Gold World Medal Environment & Ecology, New York Film Festival, Winner Green Report Greenscreen Festival, Best Documentary & TV Report FIFEL Lausanne, Environmental Film Festival Washington, Environmental Investigation Award, Japan Wildlife Film Festival, Nominee Grimme Award, Nominee Best Environmental & Wildlife Program Rockie Award, Banff

Atomic Africa

A film by Marcel Kolvenbach

The film reveals the hidden agenda of the nuclear industry in Africa and the alarming consequences for people and the environment. In collusion with corrupt governments and questionable business partners energy companies source uranium for their domestic markets. And – faced with an apparent "sales problem" of nuclear technology in the Western world – they also lobby African governments to buy nuclear power plants.

Otherwise well informed high-level decision makers in Africa seem oblivious to the risks of nuclear power. They happily welcome the prospect of a seemingly endless, cheap and clean energy source. And their national pride is fuelled by the fact that the radioactive raw material for the new reactors doesn’t need to be imported from other countries – it’s hidden in the African soil.

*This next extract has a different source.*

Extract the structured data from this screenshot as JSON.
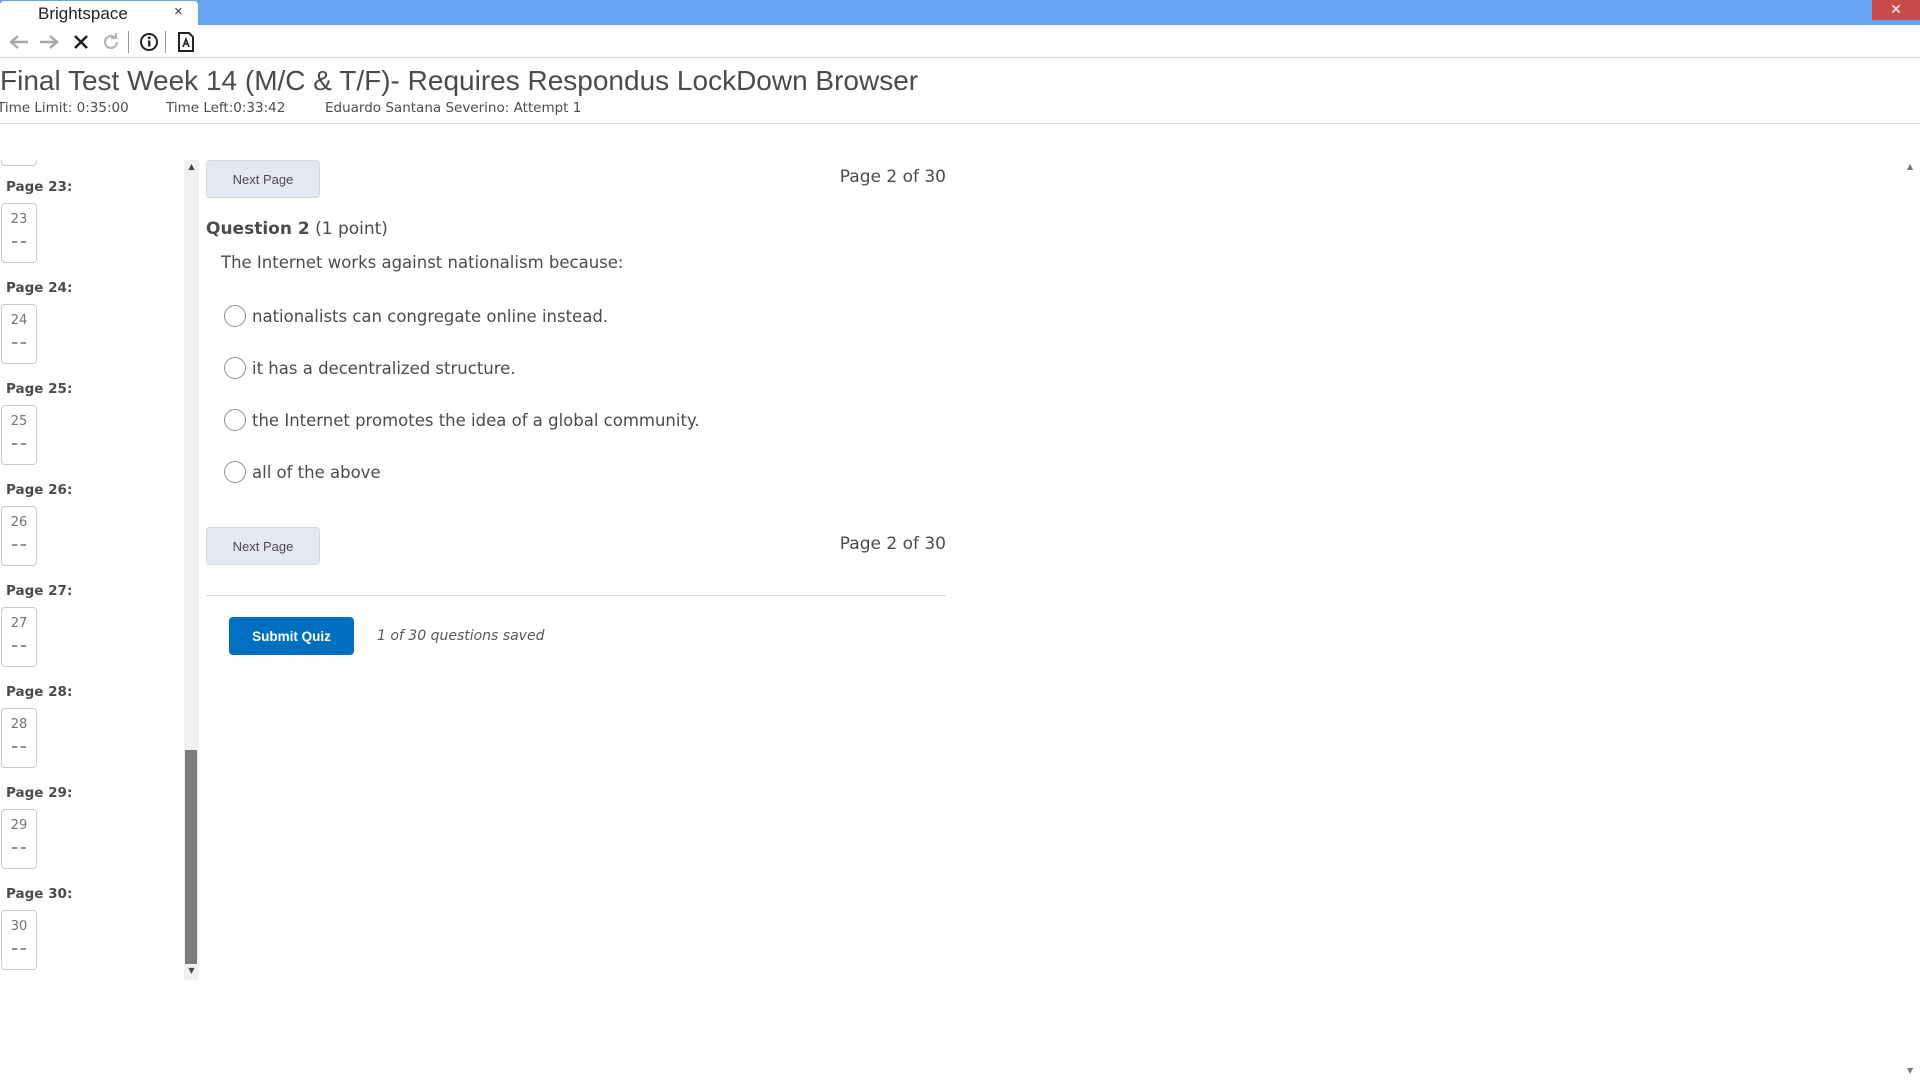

Anti-nuclear activists in Africa are intimidated, persecuted and sometimes killed. In this film, critics of the nuclear industry speak out against the injustice and reveal the dubious activities of nuclear enterprises - from the illegal exploitation of the mines in the Congo to the controversial mining operations in the Sahara region. We travel through the desert on the "Uranium Highway" and show how the current war in Mali is related to fifty years of uranium mining that have destroyed people's livelihoods and pushed them into the hands of Al-Qaeda terrorists.

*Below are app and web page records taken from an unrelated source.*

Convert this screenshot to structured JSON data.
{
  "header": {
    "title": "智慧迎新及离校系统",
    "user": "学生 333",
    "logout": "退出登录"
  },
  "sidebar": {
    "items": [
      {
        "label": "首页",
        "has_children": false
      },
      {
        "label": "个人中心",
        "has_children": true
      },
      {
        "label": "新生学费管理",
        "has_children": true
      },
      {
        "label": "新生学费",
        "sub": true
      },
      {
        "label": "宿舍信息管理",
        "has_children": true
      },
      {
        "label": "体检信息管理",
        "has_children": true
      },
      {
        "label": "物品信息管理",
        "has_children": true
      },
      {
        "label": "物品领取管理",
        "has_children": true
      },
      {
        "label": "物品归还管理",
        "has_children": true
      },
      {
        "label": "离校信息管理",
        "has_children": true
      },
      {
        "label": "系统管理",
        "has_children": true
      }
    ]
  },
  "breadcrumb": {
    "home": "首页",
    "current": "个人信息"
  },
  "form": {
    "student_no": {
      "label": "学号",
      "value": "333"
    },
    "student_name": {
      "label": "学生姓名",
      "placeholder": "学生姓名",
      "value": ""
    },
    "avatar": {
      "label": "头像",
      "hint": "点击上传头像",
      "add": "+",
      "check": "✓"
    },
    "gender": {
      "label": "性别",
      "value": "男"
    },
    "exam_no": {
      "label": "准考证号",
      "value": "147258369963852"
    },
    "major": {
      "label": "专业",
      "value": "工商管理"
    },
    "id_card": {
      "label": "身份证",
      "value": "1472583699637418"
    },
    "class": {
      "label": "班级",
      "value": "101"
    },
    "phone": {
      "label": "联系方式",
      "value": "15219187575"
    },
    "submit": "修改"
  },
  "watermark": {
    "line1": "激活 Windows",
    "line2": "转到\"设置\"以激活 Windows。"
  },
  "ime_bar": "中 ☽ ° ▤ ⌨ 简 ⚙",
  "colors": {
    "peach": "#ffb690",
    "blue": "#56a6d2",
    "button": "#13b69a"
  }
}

The film shows the dilemma of the African continent: It desperately needs cheap and reliable electric power for its development - but instead of being able to use its own resources, Africa is forced to sell off its riches to corrupt multinational enterprises. The sobering conclusion: In the future, African governments will need to give up their unrealistic nuclear ambitions and develop appropriate technologies to free themselves from their technological dependence on Western enterprises.

Watch the film here. (English version, not available in Germany)